AIM OF THE EXERCISE:
Look through the listing below, and wherever a line has the string "name", pull it out.
╭──
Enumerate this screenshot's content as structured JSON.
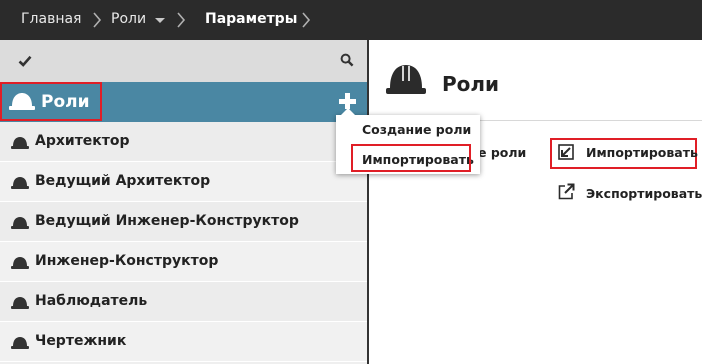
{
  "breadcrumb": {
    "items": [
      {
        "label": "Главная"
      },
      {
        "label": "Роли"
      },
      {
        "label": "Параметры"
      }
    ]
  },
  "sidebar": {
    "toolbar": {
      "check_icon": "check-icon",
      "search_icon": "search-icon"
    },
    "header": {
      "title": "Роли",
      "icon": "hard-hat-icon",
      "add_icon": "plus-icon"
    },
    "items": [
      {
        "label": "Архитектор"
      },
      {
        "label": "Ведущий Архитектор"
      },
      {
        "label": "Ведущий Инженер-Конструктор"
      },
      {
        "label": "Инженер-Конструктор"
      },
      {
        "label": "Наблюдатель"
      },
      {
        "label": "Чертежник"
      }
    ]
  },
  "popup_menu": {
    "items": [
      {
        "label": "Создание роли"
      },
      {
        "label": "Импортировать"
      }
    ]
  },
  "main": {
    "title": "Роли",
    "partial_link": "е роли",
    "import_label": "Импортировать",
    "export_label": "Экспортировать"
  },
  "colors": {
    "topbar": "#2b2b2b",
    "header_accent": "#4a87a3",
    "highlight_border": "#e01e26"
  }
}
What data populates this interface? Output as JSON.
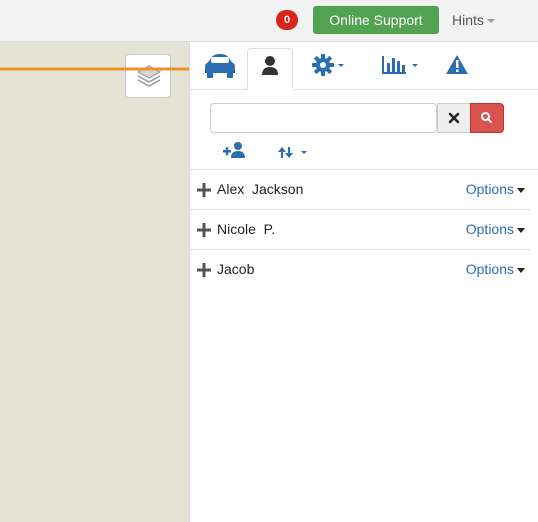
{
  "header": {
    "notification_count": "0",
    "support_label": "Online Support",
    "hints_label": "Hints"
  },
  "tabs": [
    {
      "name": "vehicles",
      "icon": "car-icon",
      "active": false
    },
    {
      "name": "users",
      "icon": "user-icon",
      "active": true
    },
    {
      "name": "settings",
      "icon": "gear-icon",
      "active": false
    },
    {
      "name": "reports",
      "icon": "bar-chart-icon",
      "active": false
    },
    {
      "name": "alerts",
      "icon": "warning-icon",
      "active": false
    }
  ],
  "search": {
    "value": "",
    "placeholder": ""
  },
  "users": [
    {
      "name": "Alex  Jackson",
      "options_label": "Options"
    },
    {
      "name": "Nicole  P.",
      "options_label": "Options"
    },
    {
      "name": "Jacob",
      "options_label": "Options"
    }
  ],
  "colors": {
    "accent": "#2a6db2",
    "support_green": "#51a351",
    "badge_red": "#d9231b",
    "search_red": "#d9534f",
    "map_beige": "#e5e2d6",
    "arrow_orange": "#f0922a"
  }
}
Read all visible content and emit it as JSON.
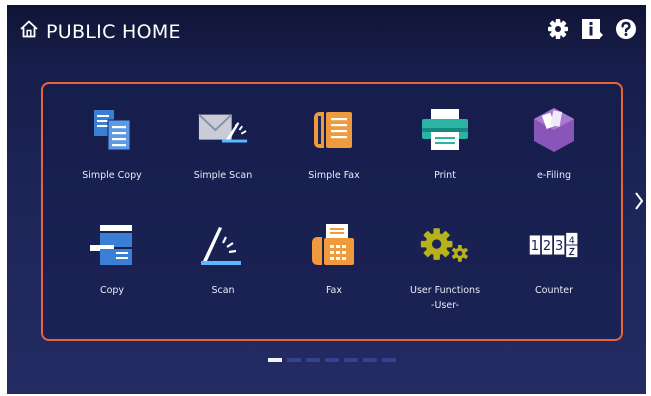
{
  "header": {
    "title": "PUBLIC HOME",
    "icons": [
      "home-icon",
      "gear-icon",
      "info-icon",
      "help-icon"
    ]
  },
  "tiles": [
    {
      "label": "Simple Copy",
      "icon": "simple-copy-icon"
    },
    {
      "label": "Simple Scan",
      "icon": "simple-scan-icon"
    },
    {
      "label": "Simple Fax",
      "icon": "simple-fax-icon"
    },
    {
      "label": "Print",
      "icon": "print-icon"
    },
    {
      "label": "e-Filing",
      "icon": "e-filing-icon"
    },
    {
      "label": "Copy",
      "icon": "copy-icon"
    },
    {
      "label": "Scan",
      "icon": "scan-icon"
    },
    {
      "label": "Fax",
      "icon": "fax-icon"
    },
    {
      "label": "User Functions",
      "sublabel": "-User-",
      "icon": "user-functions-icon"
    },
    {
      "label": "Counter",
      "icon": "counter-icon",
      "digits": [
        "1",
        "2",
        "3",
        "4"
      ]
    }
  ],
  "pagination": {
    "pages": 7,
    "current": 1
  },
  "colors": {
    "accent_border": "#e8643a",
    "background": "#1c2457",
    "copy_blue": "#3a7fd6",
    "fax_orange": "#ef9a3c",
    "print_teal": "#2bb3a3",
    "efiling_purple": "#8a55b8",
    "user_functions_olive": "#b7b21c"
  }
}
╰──
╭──
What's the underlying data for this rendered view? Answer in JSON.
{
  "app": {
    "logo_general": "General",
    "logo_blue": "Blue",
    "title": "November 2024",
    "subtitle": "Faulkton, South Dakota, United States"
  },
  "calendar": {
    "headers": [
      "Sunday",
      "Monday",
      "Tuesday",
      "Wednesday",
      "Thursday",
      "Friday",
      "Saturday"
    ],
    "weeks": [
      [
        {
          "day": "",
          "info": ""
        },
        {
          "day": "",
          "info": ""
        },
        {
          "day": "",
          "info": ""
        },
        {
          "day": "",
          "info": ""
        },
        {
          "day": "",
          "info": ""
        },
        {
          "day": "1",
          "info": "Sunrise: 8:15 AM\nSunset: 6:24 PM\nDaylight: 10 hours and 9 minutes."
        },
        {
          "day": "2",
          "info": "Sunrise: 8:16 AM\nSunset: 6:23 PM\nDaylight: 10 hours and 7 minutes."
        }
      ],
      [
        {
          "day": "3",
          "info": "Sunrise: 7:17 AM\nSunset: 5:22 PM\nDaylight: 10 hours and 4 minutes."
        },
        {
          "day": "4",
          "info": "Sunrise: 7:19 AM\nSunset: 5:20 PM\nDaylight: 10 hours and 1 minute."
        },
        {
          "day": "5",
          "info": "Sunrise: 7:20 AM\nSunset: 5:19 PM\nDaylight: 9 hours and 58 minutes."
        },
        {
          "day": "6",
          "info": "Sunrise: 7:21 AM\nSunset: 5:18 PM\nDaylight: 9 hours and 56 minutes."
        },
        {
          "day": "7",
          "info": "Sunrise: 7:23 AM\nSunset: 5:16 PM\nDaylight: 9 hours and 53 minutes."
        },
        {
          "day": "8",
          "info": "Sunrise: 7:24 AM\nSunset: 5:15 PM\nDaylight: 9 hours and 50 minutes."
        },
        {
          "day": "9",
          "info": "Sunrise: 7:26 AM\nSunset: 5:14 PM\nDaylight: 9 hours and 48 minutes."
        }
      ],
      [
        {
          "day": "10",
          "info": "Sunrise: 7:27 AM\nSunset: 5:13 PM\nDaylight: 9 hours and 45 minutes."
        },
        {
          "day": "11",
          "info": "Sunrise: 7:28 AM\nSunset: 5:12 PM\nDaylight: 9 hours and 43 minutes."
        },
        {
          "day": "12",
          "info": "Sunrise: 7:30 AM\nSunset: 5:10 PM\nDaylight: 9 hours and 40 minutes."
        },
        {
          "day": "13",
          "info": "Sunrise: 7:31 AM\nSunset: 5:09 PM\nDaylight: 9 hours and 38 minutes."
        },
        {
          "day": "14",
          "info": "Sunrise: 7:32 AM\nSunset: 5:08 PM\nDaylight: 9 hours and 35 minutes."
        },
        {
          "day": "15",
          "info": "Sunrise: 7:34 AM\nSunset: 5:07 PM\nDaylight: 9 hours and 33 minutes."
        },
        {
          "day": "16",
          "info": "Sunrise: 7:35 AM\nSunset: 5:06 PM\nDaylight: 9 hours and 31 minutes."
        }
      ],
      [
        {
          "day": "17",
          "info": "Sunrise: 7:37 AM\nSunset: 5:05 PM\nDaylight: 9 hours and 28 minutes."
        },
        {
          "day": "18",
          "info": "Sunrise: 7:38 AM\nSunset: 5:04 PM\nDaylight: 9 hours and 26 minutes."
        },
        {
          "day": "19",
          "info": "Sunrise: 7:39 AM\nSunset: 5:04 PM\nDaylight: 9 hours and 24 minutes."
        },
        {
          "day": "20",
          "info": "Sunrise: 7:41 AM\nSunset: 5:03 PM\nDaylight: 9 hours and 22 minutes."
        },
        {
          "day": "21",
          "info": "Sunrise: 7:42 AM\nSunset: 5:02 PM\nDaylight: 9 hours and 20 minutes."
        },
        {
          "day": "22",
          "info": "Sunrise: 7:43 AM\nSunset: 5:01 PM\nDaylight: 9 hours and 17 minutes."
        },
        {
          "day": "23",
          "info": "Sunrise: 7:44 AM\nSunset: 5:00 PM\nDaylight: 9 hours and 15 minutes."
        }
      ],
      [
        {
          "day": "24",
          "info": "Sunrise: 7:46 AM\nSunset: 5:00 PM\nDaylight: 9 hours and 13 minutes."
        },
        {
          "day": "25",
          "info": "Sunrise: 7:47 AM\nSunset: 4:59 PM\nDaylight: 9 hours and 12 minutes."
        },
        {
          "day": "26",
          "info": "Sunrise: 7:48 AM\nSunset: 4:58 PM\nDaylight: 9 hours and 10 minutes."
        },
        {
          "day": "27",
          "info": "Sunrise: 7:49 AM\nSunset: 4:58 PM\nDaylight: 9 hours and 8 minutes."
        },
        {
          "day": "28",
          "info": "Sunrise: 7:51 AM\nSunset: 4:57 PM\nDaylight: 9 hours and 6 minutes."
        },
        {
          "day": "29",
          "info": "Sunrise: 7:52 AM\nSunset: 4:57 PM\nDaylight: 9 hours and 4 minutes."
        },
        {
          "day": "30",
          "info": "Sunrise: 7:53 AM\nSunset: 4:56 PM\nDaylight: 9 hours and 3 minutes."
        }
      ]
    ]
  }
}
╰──
EXERCISE RESPONSE:
      "name": "vehicles",
      "name": "users",
      "name": "settings",
      "name": "reports",
      "name": "alerts",
      "name": "Alex  Jackson",
      "name": "Nicole  P.",
      "name": "Jacob",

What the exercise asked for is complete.